▶ [WORK TO COMPLETE]
I'd like the entries that follow repeated exactly, with the pictures left out.

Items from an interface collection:
···

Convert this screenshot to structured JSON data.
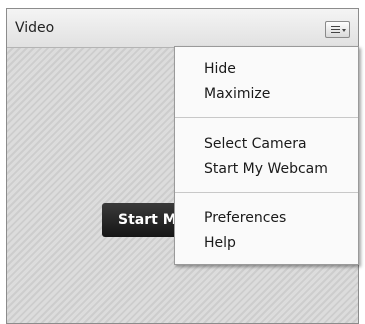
{
  "pod": {
    "title": "Video",
    "menu_icon": "menu-lines-icon",
    "start_button_label": "Start My Webcam"
  },
  "menu": {
    "items": [
      {
        "label": "Hide"
      },
      {
        "label": "Maximize"
      },
      {
        "label": "Select Camera"
      },
      {
        "label": "Start My Webcam"
      },
      {
        "label": "Preferences"
      },
      {
        "label": "Help"
      }
    ]
  },
  "colors": {
    "menu_background": "#fafafa",
    "start_button": "#1f1f1f",
    "body_stripes": "#d6d6d6"
  }
}
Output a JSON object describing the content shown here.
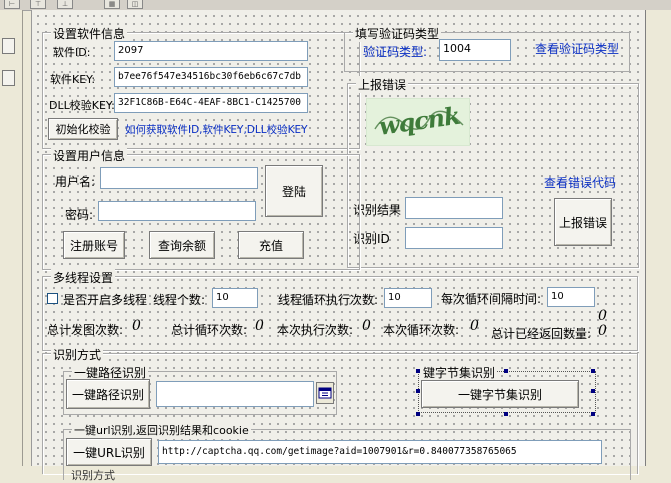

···

▶ [SOLUTION BELOW]
Convert this screenshot to structured JSON data.
{
  "pod": {
    "title": "Video",
    "menu_icon": "menu-lines-icon",
    "start_button_label": "Start My Webcam"
  },
  "menu": {
    "items": [
      {
        "label": "Hide"
      },
      {
        "label": "Maximize"
      },
      {
        "label": "Select Camera"
      },
      {
        "label": "Start My Webcam"
      },
      {
        "label": "Preferences"
      },
      {
        "label": "Help"
      }
    ]
  },
  "colors": {
    "menu_background": "#fafafa",
    "start_button": "#1f1f1f",
    "body_stripes": "#d6d6d6"
  }
}
Output a JSON object describing the content shown here.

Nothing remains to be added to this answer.